Required work →
Give back every record exactly, images excluded.

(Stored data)
---+---
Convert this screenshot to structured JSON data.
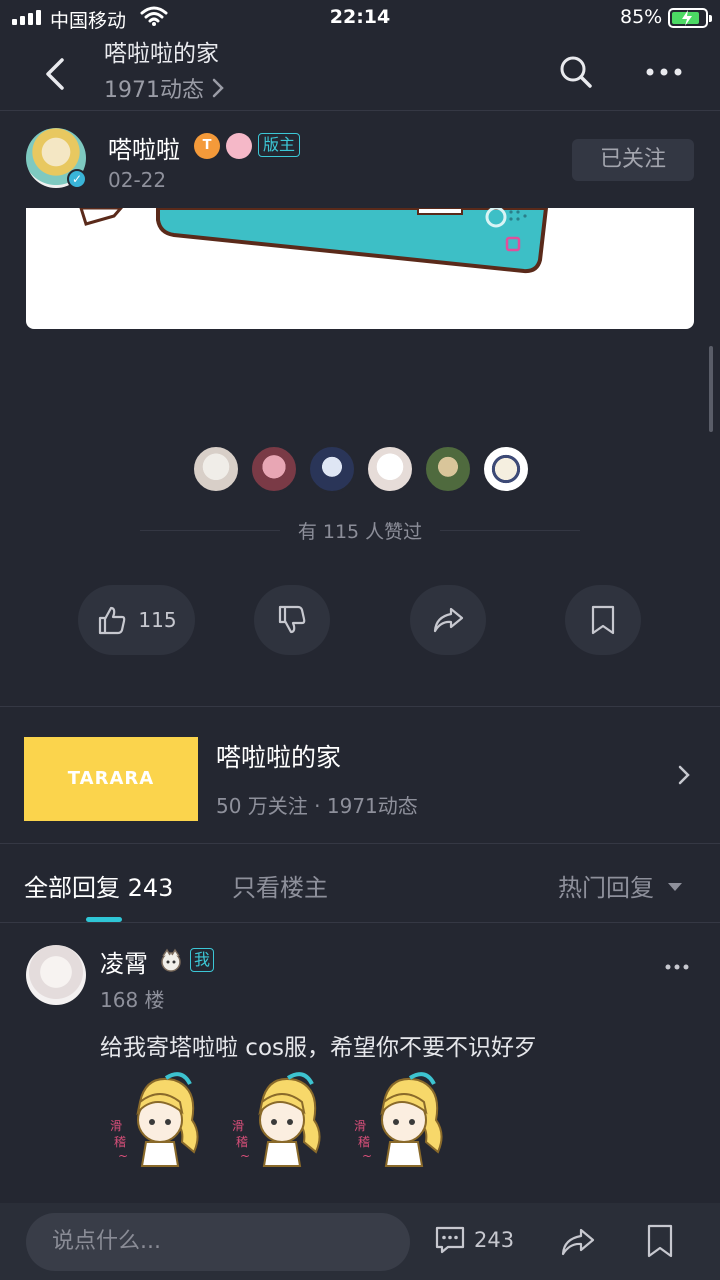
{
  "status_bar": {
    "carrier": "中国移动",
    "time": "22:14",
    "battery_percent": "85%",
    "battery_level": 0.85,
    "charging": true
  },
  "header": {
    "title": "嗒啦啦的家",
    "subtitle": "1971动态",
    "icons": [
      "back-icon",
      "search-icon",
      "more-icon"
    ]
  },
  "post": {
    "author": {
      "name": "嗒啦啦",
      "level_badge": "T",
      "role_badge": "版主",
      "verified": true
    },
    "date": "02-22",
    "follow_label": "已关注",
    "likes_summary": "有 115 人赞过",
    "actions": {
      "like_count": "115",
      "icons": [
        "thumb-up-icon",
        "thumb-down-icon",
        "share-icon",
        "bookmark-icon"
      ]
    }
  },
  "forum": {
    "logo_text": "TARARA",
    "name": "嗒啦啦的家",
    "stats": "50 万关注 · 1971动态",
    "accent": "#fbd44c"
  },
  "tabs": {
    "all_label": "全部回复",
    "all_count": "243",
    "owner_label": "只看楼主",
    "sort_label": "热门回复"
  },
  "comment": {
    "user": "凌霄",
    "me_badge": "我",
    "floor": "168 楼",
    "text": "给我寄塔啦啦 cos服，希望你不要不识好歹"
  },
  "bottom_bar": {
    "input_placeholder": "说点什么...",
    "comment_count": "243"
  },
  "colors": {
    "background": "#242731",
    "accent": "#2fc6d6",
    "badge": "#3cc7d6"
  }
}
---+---
Expected answer →
Convert this screenshot to structured JSON data.
{
  "status_bar": {
    "carrier": "中国移动",
    "time": "22:14",
    "battery_percent": "85%",
    "battery_level": 0.85,
    "charging": true
  },
  "header": {
    "title": "嗒啦啦的家",
    "subtitle": "1971动态",
    "icons": [
      "back-icon",
      "search-icon",
      "more-icon"
    ]
  },
  "post": {
    "author": {
      "name": "嗒啦啦",
      "level_badge": "T",
      "role_badge": "版主",
      "verified": true
    },
    "date": "02-22",
    "follow_label": "已关注",
    "likes_summary": "有 115 人赞过",
    "actions": {
      "like_count": "115",
      "icons": [
        "thumb-up-icon",
        "thumb-down-icon",
        "share-icon",
        "bookmark-icon"
      ]
    }
  },
  "forum": {
    "logo_text": "TARARA",
    "name": "嗒啦啦的家",
    "stats": "50 万关注 · 1971动态",
    "accent": "#fbd44c"
  },
  "tabs": {
    "all_label": "全部回复",
    "all_count": "243",
    "owner_label": "只看楼主",
    "sort_label": "热门回复"
  },
  "comment": {
    "user": "凌霄",
    "me_badge": "我",
    "floor": "168 楼",
    "text": "给我寄塔啦啦 cos服，希望你不要不识好歹"
  },
  "bottom_bar": {
    "input_placeholder": "说点什么...",
    "comment_count": "243"
  },
  "colors": {
    "background": "#242731",
    "accent": "#2fc6d6",
    "badge": "#3cc7d6"
  }
}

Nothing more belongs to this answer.